What should the project manager look for in a scheduling system? The three basic elements that the project scheduling systems should provide are; a common basis for communication at all operational levels of the project, a basis for regular status reporting, the use of the management by exception technique.
What is a Work Breakdown Structure (WBS)? The work breakdown structure defines the total project. A work breakdown structure is a product oriented, family tree composed of hardware elements, software elements, and service elements. The work breakdown structure relates project elements or work scope definitions to each other and to the end product. The work breakdown structure is not an organization chart of company personnel.
Why use delegation? Although delegating is one of the most difficult aspects of any management job, there are many important benefits derived by the organization as well as the manager when tasks and responsibilities are properly delegated. Through delegation, you can ease the job of managing and thereby increase your own effectiveness and that of the work group.
What are the benefits of delegation to the manager? Everybody wins with effective delegation, but delegation is especially important if you want to survive and grow in an organization. Here is how delegation can help the manager:
How does delegation help decision making? Effective delegation makes for faster, more effective decision making. An organization is most responsive to change in the environment when decisions are made by those individuals closest to the problems; that is, responsibility and decision making are pushed further down in an organization. Individuals closest to the problem have the most information on which to base an intelligent decision. Decision making can be achieved more expediently through delegation, thus allowing the organization to be more responsive and hence more competitive. When team members participate in decision making there is an increase in employee motivation, morale, and job performance. The greater the employee participation, the greater the employee commitment to the job and the organization! Increases flexibility of operations.

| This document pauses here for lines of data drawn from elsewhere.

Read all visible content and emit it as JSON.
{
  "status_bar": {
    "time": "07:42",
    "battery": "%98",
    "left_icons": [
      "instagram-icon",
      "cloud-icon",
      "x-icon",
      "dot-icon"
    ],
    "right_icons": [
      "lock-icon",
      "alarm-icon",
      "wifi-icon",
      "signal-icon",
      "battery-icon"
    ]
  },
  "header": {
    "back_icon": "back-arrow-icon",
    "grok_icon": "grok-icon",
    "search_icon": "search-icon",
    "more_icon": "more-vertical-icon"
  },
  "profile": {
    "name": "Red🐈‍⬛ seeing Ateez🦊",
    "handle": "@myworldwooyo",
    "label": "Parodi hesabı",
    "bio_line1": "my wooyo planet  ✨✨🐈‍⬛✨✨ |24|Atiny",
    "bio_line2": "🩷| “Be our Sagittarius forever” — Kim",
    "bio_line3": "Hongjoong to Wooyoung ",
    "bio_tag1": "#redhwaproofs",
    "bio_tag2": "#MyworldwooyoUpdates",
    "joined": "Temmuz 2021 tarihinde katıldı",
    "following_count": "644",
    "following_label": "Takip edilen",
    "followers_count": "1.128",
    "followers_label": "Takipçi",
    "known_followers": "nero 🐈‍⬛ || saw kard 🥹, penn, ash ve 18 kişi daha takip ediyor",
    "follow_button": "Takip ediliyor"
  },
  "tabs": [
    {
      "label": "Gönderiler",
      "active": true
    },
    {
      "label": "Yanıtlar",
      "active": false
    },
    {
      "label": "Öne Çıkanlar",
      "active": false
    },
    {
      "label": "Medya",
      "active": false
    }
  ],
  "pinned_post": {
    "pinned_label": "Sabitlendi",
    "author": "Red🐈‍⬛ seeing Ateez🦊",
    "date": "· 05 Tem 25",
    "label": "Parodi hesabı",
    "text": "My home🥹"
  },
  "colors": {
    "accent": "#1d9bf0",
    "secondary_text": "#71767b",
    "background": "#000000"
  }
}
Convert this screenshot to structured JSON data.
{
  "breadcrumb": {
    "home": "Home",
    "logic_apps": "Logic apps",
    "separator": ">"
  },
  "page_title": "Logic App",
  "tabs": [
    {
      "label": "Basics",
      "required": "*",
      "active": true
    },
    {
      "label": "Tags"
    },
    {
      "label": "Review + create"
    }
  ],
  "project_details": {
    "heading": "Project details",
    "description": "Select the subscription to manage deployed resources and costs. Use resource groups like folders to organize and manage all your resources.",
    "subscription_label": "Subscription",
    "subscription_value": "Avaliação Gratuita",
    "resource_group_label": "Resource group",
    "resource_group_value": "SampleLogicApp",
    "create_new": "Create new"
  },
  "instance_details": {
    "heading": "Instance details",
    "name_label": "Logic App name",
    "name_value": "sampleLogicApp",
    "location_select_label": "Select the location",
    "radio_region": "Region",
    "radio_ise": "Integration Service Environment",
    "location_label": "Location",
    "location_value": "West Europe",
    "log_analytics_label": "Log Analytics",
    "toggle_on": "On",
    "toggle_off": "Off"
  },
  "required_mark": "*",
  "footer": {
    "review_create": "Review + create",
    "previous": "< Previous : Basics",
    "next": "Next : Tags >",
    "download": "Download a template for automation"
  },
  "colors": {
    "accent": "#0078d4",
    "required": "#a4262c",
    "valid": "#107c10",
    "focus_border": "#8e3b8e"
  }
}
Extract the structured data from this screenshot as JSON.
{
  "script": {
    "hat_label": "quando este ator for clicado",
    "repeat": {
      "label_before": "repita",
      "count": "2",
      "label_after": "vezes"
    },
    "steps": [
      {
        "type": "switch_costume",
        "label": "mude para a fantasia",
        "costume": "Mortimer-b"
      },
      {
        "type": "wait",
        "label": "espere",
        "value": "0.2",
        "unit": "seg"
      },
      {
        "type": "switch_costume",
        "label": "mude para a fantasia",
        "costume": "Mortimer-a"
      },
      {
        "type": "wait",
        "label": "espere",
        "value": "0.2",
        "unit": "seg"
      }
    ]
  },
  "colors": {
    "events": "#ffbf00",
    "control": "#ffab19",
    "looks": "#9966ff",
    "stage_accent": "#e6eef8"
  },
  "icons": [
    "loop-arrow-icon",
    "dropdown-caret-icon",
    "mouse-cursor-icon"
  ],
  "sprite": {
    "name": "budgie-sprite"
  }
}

Effective delegation trains many people to do the same assignments. This overlap allows for greater flexibility of work assignments. When someone is absent or a crisis requires people to assist with tasks not regularly a part of their jobs, they will already be familiar with the assignment. Delegation prepares more individuals for promotion or rotation of responsibilities. And it allows you to appoint someone to supervise the work group when you're absent.